> [Exercise directions]
Down to the final line, return the records unchanged.

::: Data provided :::

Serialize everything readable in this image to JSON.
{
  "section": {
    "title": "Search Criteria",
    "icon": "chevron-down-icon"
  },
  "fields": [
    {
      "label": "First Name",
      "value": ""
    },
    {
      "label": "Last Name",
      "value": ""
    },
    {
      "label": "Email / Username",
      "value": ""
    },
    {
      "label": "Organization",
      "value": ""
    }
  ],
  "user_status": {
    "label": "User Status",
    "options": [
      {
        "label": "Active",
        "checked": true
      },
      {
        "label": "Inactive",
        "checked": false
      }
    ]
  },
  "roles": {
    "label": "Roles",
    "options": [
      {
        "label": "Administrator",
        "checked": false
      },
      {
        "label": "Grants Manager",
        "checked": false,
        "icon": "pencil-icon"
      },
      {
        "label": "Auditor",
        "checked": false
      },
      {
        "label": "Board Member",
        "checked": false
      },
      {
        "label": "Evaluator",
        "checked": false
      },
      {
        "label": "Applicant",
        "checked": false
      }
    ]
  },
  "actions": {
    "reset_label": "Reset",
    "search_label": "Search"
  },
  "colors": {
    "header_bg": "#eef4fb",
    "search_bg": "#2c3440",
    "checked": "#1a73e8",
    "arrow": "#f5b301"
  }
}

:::

> [Response to the task]
Serialize everything readable in this image to JSON.
{
  "section": {
    "title": "Search Criteria",
    "icon": "chevron-down-icon"
  },
  "fields": [
    {
      "label": "First Name",
      "value": ""
    },
    {
      "label": "Last Name",
      "value": ""
    },
    {
      "label": "Email / Username",
      "value": ""
    },
    {
      "label": "Organization",
      "value": ""
    }
  ],
  "user_status": {
    "label": "User Status",
    "options": [
      {
        "label": "Active",
        "checked": true
      },
      {
        "label": "Inactive",
        "checked": false
      }
    ]
  },
  "roles": {
    "label": "Roles",
    "options": [
      {
        "label": "Administrator",
        "checked": false
      },
      {
        "label": "Grants Manager",
        "checked": false,
        "icon": "pencil-icon"
      },
      {
        "label": "Auditor",
        "checked": false
      },
      {
        "label": "Board Member",
        "checked": false
      },
      {
        "label": "Evaluator",
        "checked": false
      },
      {
        "label": "Applicant",
        "checked": false
      }
    ]
  },
  "actions": {
    "reset_label": "Reset",
    "search_label": "Search"
  },
  "colors": {
    "header_bg": "#eef4fb",
    "search_bg": "#2c3440",
    "checked": "#1a73e8",
    "arrow": "#f5b301"
  }
}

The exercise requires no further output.